Required action:
Report back every line from the entries below in which the word "title" occurs.

Excerpted records:
Content starts

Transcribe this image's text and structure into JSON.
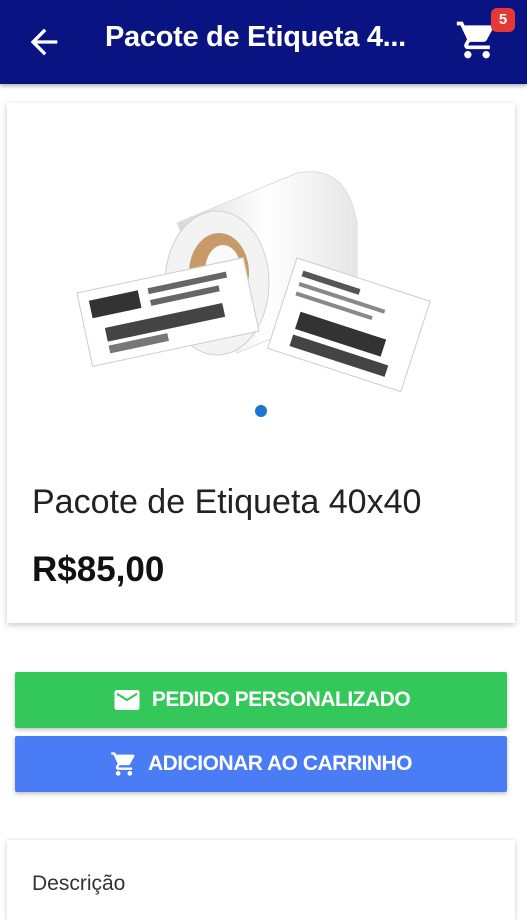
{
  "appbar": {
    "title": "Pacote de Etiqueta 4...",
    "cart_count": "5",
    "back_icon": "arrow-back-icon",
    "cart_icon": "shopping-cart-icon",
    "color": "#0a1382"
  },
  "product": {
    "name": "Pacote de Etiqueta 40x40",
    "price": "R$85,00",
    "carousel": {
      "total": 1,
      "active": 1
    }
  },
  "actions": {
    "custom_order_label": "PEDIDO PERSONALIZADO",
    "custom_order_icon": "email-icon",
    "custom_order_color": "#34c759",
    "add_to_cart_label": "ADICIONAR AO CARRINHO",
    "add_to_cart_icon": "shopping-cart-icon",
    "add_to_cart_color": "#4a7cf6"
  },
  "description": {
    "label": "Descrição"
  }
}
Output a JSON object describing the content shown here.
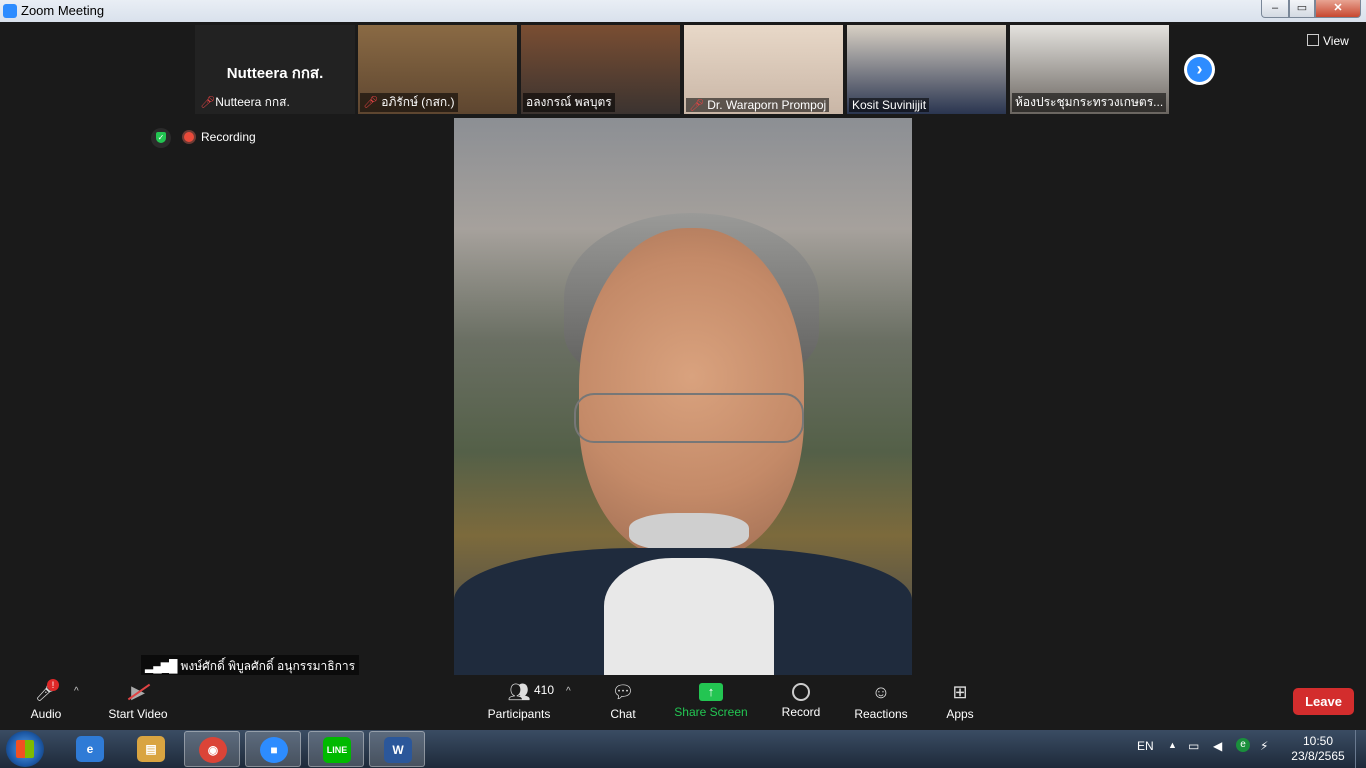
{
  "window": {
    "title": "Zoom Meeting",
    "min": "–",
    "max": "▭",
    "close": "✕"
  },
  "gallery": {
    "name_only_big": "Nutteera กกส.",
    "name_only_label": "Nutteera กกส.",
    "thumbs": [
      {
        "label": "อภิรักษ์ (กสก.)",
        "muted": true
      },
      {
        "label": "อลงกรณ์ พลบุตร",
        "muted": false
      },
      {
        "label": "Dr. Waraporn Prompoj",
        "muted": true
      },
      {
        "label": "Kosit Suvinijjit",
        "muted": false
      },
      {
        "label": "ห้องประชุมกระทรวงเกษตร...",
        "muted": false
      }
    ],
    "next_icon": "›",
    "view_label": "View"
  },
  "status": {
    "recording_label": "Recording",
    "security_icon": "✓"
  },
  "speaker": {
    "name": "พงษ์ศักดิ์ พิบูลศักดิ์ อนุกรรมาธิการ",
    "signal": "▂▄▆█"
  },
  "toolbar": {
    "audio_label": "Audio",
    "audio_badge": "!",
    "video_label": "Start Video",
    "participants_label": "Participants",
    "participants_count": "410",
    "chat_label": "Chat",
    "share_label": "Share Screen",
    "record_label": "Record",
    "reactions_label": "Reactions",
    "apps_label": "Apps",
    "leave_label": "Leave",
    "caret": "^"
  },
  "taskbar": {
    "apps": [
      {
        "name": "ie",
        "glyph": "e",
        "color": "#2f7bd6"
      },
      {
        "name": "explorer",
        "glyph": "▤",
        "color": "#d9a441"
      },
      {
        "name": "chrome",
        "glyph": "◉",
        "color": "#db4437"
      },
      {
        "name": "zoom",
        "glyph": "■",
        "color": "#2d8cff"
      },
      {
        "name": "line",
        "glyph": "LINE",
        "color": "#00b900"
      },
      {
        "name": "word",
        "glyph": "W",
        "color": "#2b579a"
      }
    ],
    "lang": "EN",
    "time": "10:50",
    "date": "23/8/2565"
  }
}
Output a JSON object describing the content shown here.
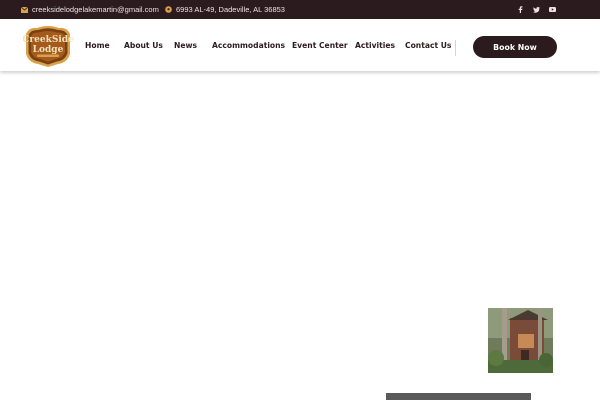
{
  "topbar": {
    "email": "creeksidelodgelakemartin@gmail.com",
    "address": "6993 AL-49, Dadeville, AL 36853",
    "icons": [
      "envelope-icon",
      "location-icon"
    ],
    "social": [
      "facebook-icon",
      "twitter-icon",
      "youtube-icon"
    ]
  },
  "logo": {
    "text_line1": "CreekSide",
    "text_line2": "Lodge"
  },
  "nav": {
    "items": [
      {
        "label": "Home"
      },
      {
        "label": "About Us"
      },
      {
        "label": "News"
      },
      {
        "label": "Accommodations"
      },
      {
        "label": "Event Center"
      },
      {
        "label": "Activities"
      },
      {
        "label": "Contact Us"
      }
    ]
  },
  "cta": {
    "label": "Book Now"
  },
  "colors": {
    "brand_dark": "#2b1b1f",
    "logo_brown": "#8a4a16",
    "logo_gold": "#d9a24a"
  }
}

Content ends
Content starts

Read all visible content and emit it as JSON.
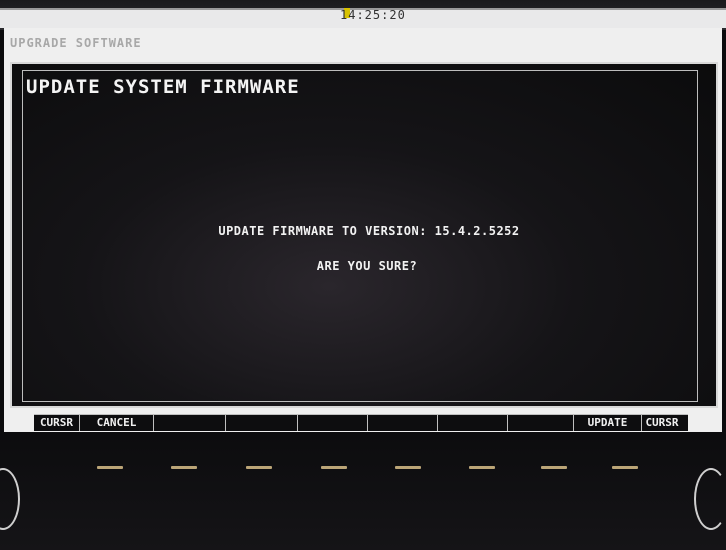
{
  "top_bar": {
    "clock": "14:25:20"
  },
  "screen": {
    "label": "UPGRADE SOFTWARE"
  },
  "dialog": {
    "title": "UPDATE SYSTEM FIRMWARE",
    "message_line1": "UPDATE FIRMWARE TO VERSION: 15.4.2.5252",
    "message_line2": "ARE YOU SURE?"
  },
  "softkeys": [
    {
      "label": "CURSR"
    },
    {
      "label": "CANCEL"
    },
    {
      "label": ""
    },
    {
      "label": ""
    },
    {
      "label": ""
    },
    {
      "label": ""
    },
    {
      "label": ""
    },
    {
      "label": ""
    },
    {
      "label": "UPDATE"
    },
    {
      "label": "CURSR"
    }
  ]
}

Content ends

Solution below:
    "title": "Pacote de Etiqueta 4...",
    "title": "Zoom Meeting",
    "title": "UPDATE SYSTEM FIRMWARE",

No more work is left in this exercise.